The Mean Girl of Morehouse Returns
Ten years ago, I wrote a story that changed lives forever—including my own. I went back to examine the wreckage
In 2009, I was sifting through press releases and news items, looking for a story. In my office — really an illegal bedroom in a Newark, New Jersey, rooming house — my assistant sat nearby, reading headlines aloud to me.
“Morehouse College has a new dress code,” he said.
I shrugged. Nothing new there. For years, HBCUs had been struggling to keep the Black Ivy League moving into the modern era while trying to stay true to certain standards. When Rev. Dr. Martin Luther King Jr., Spike Lee, Samuel L. Jackson, and others are among the distinguished alumni, there’s not much room for freshmen wearing sagging jeans and durags on campus.
I quickly read through the press release. It mentioned all the things I expected it to: no sunglasses worn in class, no head coverings inside buildings…
Then my eye skipped to the bottom.
I read it aloud to my assistant.
“No wearing of clothing usually worn by women (dresses, tops, tunics, purses, pumps, etc.) on the Morehouse campus or at college-sponsored events.”

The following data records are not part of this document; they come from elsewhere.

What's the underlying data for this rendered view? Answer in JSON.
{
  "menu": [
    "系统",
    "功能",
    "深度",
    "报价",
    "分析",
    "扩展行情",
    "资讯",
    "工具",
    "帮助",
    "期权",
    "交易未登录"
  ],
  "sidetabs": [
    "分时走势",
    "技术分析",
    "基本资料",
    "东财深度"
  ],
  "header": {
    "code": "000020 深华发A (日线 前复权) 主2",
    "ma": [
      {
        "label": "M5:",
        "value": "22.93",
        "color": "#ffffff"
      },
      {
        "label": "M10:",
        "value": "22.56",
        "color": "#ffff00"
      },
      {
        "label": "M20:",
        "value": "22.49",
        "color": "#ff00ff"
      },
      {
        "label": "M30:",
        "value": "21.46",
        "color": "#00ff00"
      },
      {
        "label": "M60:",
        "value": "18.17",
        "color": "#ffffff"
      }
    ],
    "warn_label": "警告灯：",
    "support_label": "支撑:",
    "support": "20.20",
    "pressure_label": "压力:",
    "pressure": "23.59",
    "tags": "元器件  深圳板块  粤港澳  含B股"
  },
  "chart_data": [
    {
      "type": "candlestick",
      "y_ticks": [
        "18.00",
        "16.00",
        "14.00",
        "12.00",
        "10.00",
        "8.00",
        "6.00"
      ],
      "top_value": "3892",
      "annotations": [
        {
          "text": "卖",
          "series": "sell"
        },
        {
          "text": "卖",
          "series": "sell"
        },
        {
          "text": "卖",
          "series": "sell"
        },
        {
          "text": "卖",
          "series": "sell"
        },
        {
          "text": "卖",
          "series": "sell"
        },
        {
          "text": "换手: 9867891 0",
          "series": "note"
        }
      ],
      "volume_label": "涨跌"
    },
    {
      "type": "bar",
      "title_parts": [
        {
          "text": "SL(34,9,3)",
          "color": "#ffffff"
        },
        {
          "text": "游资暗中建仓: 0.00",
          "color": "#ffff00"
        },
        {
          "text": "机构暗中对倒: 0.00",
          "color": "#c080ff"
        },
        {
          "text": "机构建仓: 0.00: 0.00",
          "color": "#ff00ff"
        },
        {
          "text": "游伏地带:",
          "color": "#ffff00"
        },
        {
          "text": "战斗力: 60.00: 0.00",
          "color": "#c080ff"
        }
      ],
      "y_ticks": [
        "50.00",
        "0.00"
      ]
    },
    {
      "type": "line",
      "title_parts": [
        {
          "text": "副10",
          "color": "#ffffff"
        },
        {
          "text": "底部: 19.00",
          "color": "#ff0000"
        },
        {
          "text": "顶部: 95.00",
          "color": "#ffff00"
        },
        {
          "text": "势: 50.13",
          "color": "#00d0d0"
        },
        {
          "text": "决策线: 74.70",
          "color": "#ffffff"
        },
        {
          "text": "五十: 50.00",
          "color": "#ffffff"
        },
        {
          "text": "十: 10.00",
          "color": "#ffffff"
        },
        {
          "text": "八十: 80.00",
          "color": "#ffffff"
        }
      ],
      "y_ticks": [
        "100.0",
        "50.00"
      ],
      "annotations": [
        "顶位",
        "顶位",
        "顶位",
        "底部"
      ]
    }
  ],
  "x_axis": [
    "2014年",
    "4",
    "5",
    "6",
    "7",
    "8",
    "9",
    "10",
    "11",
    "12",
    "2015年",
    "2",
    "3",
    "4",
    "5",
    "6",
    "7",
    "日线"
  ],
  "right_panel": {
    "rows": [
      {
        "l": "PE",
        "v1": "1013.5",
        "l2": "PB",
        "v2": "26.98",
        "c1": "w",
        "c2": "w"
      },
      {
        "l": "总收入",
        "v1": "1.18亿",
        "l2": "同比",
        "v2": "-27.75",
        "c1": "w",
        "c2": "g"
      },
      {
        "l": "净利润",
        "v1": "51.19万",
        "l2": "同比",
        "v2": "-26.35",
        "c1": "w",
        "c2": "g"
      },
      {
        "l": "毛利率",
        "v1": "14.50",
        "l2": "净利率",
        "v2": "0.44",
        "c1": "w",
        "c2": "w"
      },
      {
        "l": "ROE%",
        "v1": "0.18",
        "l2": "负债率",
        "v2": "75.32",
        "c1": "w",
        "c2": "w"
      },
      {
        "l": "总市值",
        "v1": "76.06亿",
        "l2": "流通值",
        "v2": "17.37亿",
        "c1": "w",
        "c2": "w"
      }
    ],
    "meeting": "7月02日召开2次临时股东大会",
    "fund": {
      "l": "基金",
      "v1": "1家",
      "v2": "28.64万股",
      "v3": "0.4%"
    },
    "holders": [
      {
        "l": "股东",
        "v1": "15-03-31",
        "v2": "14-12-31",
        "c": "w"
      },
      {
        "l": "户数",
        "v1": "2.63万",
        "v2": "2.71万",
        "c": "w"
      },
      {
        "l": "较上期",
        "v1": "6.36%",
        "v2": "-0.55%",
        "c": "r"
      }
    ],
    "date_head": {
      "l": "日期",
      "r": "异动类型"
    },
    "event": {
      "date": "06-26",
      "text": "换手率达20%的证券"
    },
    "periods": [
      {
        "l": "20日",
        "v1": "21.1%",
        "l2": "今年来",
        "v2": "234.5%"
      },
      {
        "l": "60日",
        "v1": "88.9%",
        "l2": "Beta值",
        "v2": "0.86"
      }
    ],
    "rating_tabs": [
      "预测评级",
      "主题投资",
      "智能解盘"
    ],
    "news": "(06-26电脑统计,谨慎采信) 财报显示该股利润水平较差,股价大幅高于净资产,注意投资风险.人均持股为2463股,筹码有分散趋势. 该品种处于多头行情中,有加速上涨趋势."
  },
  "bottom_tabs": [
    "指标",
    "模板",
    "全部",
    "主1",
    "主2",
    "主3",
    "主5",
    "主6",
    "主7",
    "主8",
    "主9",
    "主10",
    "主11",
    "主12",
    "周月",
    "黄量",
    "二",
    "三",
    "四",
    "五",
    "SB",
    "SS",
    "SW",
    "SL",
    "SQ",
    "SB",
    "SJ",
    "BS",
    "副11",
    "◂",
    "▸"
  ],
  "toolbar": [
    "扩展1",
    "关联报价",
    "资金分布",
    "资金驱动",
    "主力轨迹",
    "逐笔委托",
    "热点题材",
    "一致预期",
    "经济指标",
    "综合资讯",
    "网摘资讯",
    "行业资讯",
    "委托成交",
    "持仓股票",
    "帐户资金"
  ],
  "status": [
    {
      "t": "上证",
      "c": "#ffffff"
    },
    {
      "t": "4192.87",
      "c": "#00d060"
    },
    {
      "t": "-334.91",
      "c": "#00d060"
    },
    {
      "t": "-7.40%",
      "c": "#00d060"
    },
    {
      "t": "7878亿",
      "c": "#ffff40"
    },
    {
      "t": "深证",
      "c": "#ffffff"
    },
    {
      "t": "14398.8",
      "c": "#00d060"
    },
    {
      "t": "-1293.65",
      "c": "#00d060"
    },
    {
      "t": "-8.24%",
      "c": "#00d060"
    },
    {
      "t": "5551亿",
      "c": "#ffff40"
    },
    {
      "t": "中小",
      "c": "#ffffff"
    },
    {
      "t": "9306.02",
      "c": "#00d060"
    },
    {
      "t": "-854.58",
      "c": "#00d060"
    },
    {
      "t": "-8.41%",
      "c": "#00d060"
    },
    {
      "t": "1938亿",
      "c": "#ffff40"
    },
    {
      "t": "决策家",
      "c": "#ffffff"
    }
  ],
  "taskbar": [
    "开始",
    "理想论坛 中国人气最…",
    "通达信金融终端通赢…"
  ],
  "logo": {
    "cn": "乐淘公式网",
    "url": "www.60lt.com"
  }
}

He and I stared at each other, our heads cocked to the side, eyebrows raised as far as they would go.
Why on earth would Morehouse College need to bury this rule at the end of the statement? And who were these students at Morehouse, an institution serving Black men for more than 100 years, who needed to be told not to wear clothing “usually worn by women.”
A few days later, Morehouse College’s president clarified the section of the press release regarding women’s clothes, which also included makeup and handbags. He said it was a very small segment of the population that needed to be addressed.
I called Jermaine Hall, now the editor-in-chief here at LEVEL — and then the editor in chief of Vibe. I’d worked with Jermaine for more than a decade by that point, and we’d come…